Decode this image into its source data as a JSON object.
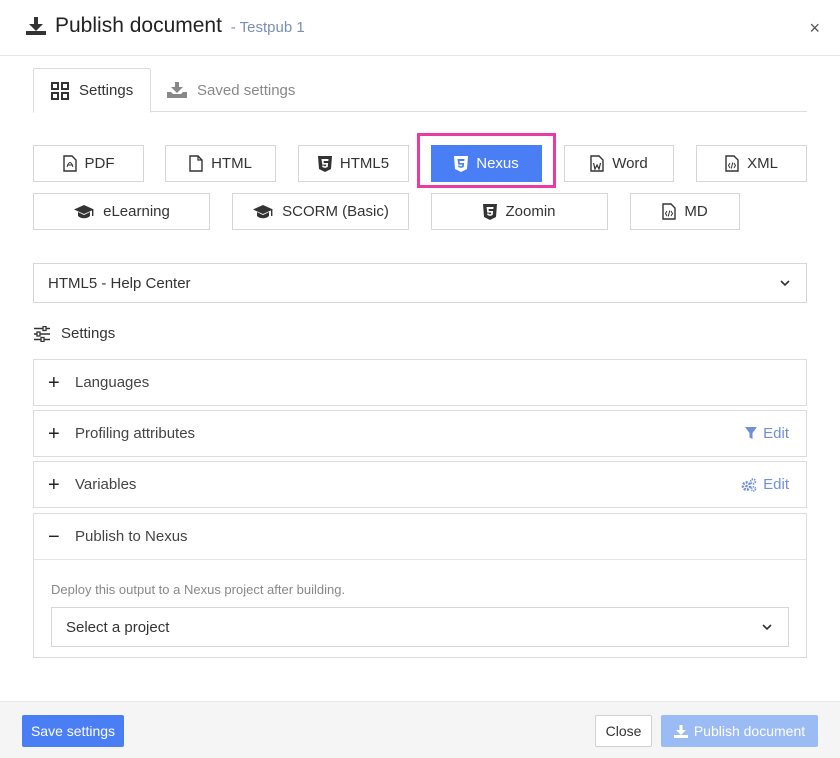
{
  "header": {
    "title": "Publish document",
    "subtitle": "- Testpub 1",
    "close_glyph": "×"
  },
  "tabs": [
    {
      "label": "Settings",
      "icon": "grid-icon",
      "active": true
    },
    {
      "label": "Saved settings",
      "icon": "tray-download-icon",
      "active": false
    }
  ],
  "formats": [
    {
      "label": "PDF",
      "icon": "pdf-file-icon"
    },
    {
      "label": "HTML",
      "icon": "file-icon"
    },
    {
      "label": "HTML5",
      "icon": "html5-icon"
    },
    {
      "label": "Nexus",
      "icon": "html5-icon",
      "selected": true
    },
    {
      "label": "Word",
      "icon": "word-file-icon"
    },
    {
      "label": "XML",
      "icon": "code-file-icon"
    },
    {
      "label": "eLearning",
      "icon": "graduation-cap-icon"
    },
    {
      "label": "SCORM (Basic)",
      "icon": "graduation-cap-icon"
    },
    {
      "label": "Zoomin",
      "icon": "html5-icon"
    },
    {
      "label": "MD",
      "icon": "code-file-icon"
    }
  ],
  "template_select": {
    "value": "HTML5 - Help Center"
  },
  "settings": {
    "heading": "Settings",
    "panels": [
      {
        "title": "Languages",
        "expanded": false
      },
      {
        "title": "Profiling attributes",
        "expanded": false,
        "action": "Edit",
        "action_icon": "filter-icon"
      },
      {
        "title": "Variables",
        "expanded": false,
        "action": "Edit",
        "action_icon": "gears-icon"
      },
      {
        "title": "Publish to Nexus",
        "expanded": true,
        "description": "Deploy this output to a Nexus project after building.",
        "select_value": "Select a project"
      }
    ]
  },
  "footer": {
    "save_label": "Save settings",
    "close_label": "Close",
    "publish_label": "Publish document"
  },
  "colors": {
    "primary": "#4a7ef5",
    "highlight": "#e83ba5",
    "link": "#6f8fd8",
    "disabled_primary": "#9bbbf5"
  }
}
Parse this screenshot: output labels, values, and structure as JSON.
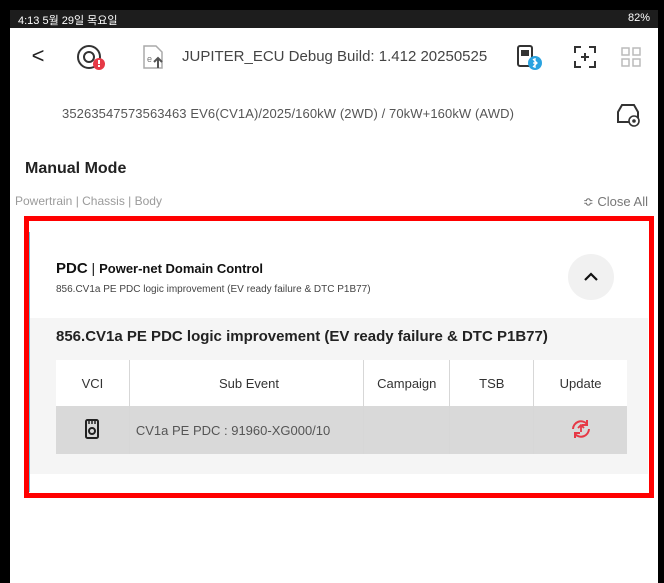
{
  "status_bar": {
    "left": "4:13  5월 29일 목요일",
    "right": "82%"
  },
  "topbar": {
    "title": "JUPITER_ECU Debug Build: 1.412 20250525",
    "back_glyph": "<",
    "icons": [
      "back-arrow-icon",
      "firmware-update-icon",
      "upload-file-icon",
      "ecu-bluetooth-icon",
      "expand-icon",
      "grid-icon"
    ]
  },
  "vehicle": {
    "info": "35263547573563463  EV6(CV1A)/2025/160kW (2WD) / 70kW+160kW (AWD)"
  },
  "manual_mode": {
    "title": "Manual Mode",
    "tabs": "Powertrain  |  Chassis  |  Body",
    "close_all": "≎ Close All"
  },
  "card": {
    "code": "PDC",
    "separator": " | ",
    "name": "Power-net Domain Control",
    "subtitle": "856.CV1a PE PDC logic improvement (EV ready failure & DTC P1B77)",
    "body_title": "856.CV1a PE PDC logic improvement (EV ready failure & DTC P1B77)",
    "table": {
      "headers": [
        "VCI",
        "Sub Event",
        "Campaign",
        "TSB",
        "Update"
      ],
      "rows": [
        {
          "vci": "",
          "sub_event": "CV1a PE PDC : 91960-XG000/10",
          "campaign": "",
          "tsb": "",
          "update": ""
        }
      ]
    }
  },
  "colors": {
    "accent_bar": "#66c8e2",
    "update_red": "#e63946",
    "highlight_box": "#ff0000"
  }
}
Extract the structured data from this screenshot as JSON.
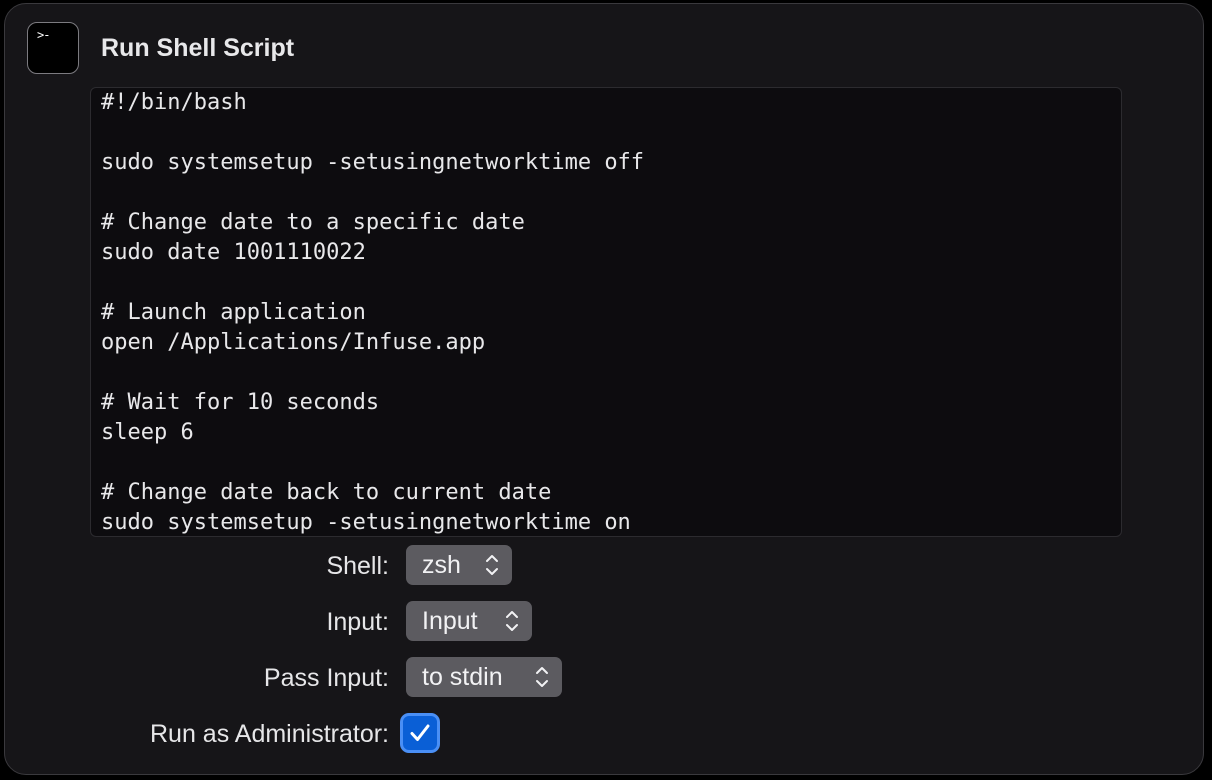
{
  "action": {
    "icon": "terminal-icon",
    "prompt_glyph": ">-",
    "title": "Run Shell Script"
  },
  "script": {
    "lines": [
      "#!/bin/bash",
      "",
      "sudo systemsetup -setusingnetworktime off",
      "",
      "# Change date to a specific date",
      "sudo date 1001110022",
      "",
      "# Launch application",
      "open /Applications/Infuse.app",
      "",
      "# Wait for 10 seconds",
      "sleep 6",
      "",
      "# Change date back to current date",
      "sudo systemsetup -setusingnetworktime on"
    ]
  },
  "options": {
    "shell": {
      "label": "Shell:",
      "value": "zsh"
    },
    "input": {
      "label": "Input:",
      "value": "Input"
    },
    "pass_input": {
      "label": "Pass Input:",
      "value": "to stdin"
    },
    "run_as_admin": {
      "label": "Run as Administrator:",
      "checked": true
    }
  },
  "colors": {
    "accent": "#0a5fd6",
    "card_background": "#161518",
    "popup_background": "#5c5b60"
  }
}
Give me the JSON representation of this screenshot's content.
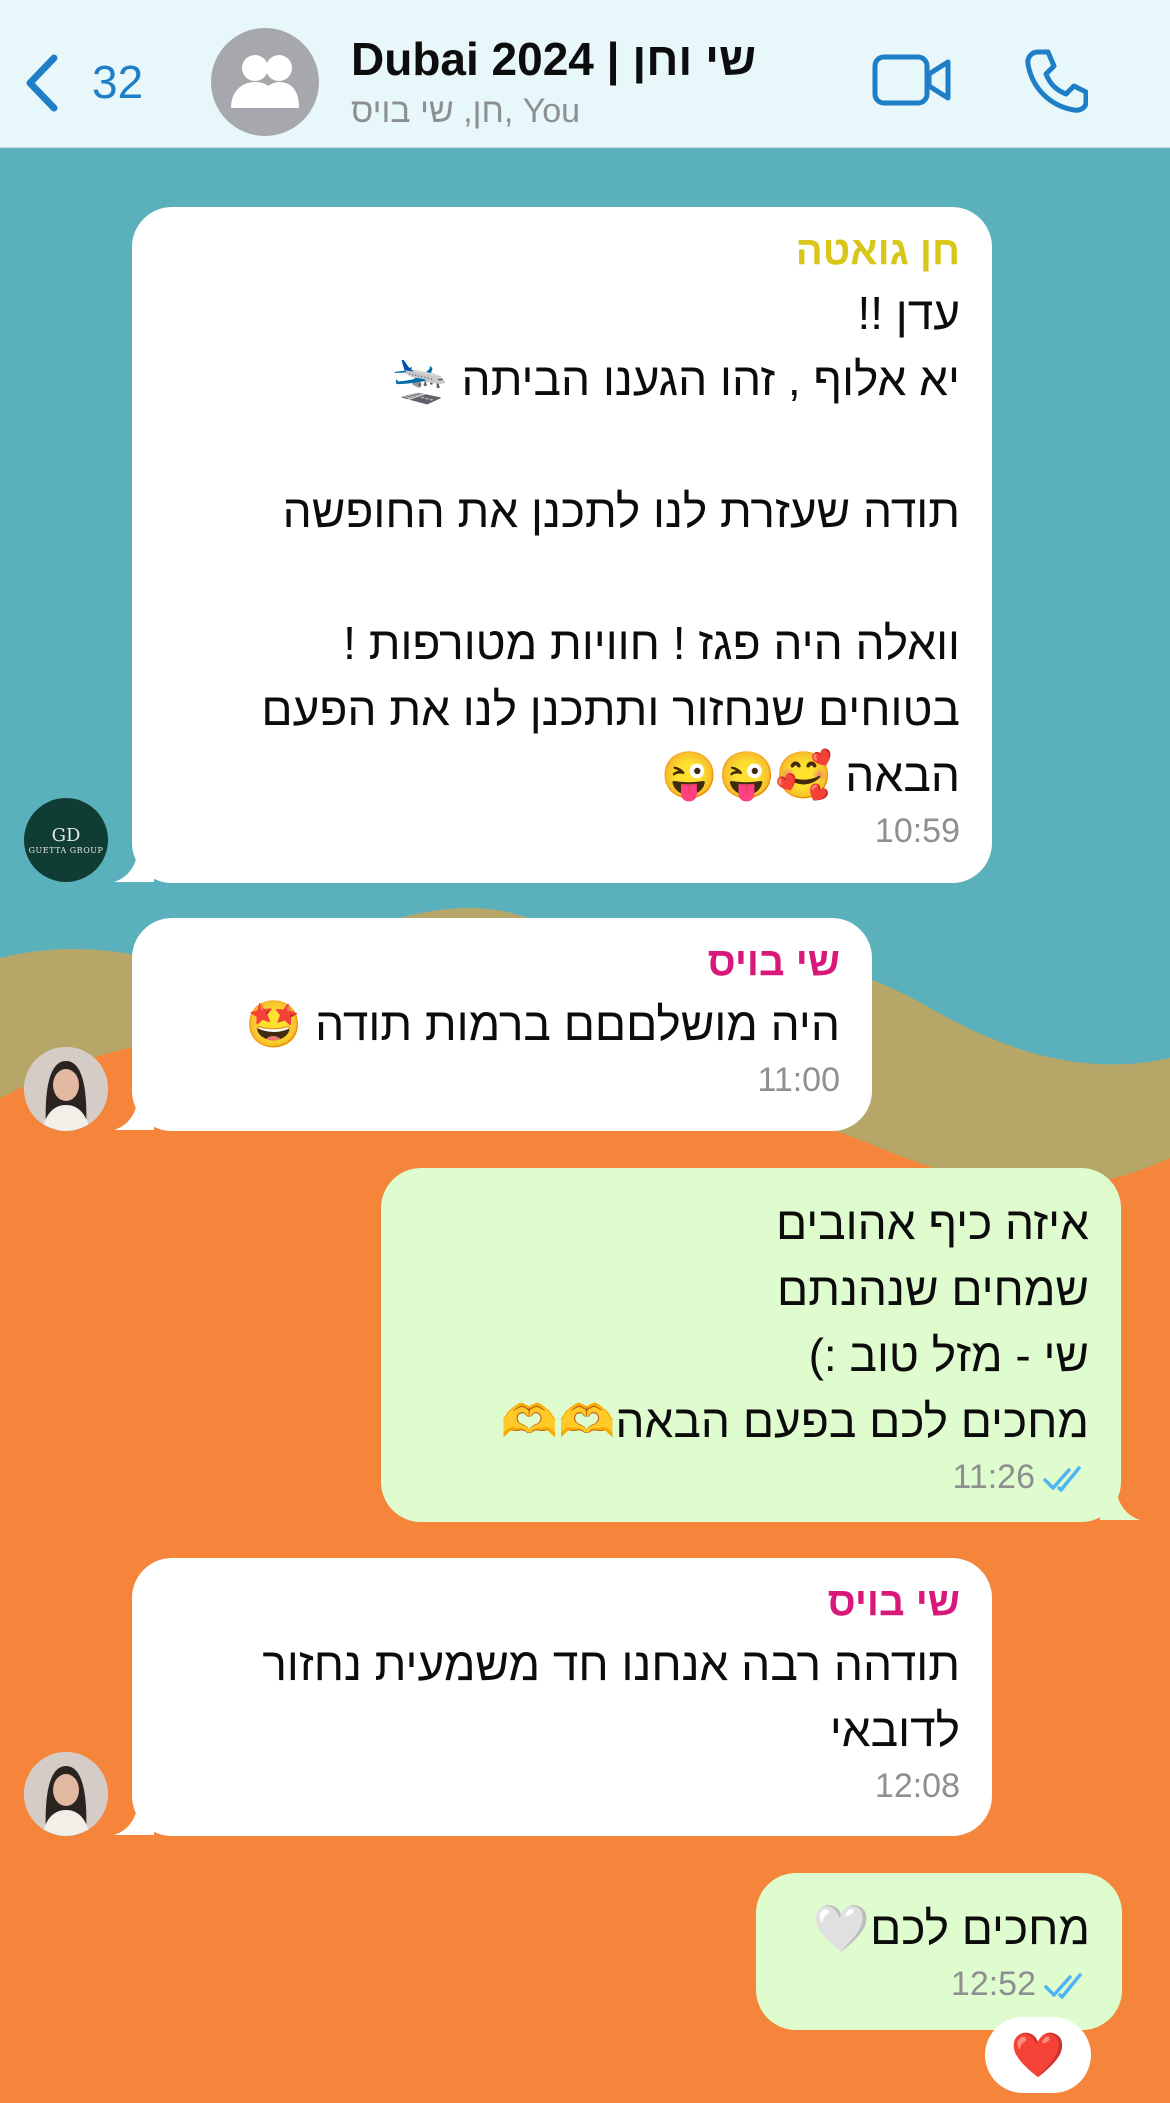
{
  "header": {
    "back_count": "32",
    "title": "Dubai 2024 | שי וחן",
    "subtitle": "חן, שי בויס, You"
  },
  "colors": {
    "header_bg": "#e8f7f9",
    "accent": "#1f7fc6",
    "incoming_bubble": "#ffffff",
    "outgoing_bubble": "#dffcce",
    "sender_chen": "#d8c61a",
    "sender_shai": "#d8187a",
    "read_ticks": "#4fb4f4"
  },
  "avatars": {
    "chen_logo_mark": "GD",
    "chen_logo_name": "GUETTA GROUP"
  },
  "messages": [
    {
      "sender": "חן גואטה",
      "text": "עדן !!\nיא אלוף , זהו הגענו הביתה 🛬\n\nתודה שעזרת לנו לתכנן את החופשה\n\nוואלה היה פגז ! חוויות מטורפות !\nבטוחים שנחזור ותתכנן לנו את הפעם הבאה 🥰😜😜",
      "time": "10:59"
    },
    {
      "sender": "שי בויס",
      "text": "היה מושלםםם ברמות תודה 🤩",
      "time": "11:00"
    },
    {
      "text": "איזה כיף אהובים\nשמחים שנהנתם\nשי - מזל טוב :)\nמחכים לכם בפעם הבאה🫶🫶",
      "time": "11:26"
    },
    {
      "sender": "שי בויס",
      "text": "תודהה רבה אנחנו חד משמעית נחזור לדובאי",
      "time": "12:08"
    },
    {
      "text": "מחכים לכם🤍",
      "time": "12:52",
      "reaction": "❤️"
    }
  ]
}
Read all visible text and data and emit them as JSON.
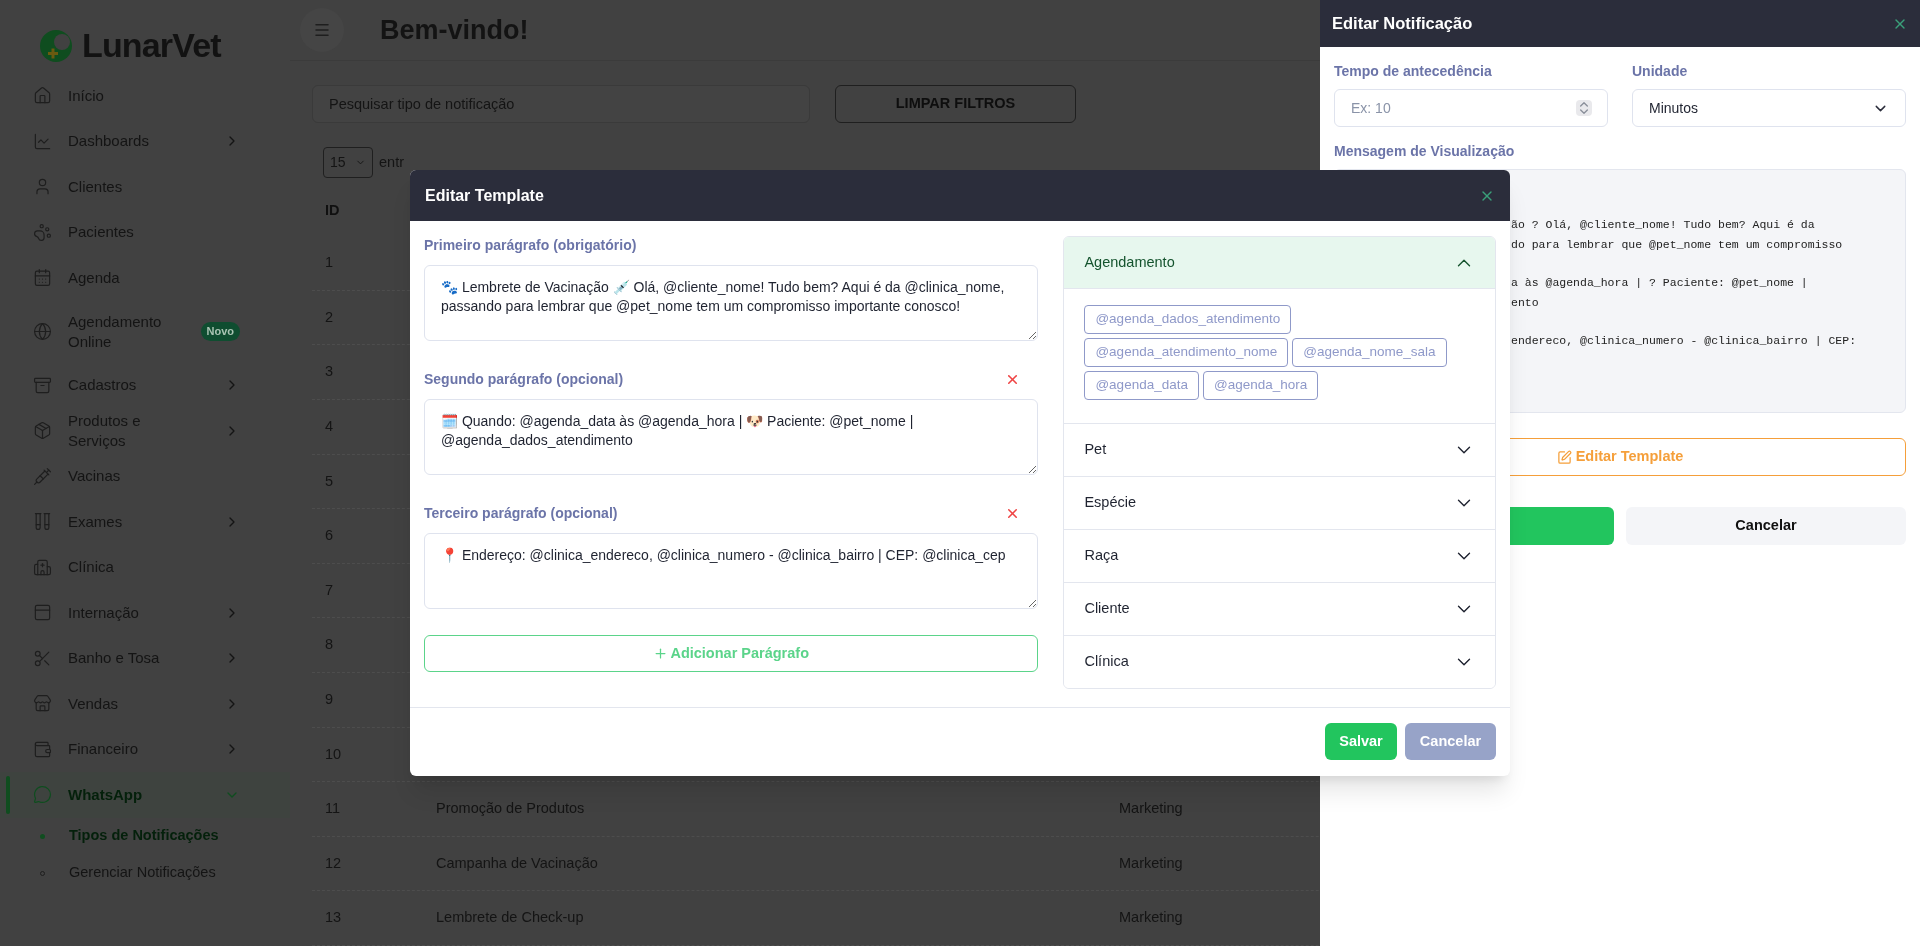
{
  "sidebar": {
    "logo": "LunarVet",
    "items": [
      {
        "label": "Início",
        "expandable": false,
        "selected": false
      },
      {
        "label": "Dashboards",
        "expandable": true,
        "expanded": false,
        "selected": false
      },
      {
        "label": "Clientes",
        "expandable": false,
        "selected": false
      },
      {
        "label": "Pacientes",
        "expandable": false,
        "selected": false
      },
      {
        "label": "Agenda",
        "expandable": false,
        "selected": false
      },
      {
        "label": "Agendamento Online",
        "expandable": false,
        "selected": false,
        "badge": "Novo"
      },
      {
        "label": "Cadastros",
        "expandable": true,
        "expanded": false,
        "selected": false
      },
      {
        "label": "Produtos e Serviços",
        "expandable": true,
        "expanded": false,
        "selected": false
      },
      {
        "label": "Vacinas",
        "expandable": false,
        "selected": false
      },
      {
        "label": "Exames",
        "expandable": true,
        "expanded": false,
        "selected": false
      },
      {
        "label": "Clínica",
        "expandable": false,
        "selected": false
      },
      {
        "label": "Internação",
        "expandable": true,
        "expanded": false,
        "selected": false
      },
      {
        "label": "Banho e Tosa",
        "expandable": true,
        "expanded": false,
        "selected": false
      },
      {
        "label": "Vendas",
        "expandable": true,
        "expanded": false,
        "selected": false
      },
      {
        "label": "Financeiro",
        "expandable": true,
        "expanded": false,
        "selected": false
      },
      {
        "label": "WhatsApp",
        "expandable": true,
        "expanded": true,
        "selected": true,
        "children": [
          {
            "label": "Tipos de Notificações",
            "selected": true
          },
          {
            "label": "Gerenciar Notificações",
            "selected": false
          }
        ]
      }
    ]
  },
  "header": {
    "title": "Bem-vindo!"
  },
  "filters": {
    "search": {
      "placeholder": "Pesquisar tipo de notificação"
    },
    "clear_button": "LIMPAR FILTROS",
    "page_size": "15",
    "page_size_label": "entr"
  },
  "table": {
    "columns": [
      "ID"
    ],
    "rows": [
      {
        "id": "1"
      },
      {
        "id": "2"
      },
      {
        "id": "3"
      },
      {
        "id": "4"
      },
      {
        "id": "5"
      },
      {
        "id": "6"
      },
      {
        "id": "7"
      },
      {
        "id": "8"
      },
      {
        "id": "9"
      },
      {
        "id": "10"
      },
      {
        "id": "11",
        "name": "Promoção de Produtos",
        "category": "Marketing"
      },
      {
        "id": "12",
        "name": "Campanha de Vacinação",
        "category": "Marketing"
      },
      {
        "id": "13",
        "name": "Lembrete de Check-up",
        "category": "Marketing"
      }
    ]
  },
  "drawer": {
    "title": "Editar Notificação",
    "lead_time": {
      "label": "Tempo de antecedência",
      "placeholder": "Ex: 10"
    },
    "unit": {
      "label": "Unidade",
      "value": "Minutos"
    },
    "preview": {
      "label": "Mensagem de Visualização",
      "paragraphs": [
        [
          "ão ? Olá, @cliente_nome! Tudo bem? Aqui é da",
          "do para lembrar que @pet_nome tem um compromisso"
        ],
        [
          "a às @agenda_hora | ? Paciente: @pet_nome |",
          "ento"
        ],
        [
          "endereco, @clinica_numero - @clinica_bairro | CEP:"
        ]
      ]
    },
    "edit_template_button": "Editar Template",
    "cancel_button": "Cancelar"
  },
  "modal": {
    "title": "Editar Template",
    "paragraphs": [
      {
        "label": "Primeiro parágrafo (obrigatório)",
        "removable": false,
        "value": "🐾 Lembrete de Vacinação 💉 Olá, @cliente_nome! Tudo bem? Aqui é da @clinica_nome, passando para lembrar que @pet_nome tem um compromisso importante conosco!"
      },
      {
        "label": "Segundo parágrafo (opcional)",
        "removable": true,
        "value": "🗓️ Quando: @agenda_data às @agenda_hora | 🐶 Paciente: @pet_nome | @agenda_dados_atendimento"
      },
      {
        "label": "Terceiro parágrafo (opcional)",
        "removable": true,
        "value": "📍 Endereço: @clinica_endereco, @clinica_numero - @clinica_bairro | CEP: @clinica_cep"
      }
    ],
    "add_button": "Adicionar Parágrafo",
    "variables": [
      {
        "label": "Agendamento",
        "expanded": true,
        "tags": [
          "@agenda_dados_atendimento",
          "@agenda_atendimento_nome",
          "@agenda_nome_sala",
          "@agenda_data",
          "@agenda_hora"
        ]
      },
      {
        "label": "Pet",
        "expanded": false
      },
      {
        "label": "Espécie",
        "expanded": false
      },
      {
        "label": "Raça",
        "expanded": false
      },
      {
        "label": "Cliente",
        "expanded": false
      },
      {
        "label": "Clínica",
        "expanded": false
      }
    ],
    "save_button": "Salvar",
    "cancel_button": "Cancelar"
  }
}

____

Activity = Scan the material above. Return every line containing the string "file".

The completed task =
      "icon": "pdf-file-icon"
      "icon": "file-icon"
      "icon": "word-file-icon"
      "icon": "code-file-icon"
      "icon": "code-file-icon"
      "upload-file-icon",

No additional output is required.